## Exercise instructions
The records below must be returned in full and unaltered.

## Dataset records
****************************************

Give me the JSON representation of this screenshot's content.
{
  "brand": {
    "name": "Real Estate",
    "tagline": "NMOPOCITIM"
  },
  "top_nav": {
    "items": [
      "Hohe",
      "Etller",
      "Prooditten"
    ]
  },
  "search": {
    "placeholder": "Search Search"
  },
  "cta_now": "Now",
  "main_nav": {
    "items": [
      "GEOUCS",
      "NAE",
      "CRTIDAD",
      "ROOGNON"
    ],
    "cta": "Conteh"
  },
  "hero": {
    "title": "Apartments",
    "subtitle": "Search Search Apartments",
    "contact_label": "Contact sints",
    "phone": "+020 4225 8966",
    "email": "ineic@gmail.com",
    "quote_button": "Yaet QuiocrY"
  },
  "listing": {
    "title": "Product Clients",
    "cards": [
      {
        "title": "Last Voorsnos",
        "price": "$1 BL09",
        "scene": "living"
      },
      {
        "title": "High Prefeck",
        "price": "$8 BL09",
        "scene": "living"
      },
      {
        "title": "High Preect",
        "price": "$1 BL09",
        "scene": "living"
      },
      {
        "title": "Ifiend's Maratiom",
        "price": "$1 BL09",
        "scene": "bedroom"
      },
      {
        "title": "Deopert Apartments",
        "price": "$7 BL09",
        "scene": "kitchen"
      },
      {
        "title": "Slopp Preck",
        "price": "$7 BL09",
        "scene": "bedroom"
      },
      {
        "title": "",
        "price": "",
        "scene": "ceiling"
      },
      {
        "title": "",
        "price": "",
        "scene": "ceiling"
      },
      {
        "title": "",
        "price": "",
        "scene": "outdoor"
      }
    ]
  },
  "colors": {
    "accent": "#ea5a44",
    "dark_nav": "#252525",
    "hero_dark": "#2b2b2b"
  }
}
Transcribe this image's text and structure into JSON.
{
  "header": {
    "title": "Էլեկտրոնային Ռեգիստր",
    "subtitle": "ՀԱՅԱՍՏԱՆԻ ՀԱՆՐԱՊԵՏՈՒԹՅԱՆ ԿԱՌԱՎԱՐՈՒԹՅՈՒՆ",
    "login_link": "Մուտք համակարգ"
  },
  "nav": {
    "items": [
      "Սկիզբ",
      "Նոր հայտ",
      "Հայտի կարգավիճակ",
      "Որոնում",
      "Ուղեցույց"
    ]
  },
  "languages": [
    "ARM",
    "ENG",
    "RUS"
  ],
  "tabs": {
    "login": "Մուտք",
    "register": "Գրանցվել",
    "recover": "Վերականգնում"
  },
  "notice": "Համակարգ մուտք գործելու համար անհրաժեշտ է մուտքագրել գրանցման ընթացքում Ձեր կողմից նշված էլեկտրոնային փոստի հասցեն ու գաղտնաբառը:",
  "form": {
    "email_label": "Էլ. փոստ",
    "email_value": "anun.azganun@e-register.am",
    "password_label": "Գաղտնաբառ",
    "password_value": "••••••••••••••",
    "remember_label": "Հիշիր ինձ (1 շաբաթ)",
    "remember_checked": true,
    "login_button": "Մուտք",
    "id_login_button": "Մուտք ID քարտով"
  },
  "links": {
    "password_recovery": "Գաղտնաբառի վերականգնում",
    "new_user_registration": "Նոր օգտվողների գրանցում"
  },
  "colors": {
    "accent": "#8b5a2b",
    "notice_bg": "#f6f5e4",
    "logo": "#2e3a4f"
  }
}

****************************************

## Finished task
Give me the JSON representation of this screenshot's content.
{
  "brand": {
    "name": "Real Estate",
    "tagline": "NMOPOCITIM"
  },
  "top_nav": {
    "items": [
      "Hohe",
      "Etller",
      "Prooditten"
    ]
  },
  "search": {
    "placeholder": "Search Search"
  },
  "cta_now": "Now",
  "main_nav": {
    "items": [
      "GEOUCS",
      "NAE",
      "CRTIDAD",
      "ROOGNON"
    ],
    "cta": "Conteh"
  },
  "hero": {
    "title": "Apartments",
    "subtitle": "Search Search Apartments",
    "contact_label": "Contact sints",
    "phone": "+020 4225 8966",
    "email": "ineic@gmail.com",
    "quote_button": "Yaet QuiocrY"
  },
  "listing": {
    "title": "Product Clients",
    "cards": [
      {
        "title": "Last Voorsnos",
        "price": "$1 BL09",
        "scene": "living"
      },
      {
        "title": "High Prefeck",
        "price": "$8 BL09",
        "scene": "living"
      },
      {
        "title": "High Preect",
        "price": "$1 BL09",
        "scene": "living"
      },
      {
        "title": "Ifiend's Maratiom",
        "price": "$1 BL09",
        "scene": "bedroom"
      },
      {
        "title": "Deopert Apartments",
        "price": "$7 BL09",
        "scene": "kitchen"
      },
      {
        "title": "Slopp Preck",
        "price": "$7 BL09",
        "scene": "bedroom"
      },
      {
        "title": "",
        "price": "",
        "scene": "ceiling"
      },
      {
        "title": "",
        "price": "",
        "scene": "ceiling"
      },
      {
        "title": "",
        "price": "",
        "scene": "outdoor"
      }
    ]
  },
  "colors": {
    "accent": "#ea5a44",
    "dark_nav": "#252525",
    "hero_dark": "#2b2b2b"
  }
}
Transcribe this image's text and structure into JSON.
{
  "header": {
    "title": "Էլեկտրոնային Ռեգիստր",
    "subtitle": "ՀԱՅԱՍՏԱՆԻ ՀԱՆՐԱՊԵՏՈՒԹՅԱՆ ԿԱՌԱՎԱՐՈՒԹՅՈՒՆ",
    "login_link": "Մուտք համակարգ"
  },
  "nav": {
    "items": [
      "Սկիզբ",
      "Նոր հայտ",
      "Հայտի կարգավիճակ",
      "Որոնում",
      "Ուղեցույց"
    ]
  },
  "languages": [
    "ARM",
    "ENG",
    "RUS"
  ],
  "tabs": {
    "login": "Մուտք",
    "register": "Գրանցվել",
    "recover": "Վերականգնում"
  },
  "notice": "Համակարգ մուտք գործելու համար անհրաժեշտ է մուտքագրել գրանցման ընթացքում Ձեր կողմից նշված էլեկտրոնային փոստի հասցեն ու գաղտնաբառը:",
  "form": {
    "email_label": "Էլ. փոստ",
    "email_value": "anun.azganun@e-register.am",
    "password_label": "Գաղտնաբառ",
    "password_value": "••••••••••••••",
    "remember_label": "Հիշիր ինձ (1 շաբաթ)",
    "remember_checked": true,
    "login_button": "Մուտք",
    "id_login_button": "Մուտք ID քարտով"
  },
  "links": {
    "password_recovery": "Գաղտնաբառի վերականգնում",
    "new_user_registration": "Նոր օգտվողների գրանցում"
  },
  "colors": {
    "accent": "#8b5a2b",
    "notice_bg": "#f6f5e4",
    "logo": "#2e3a4f"
  }
}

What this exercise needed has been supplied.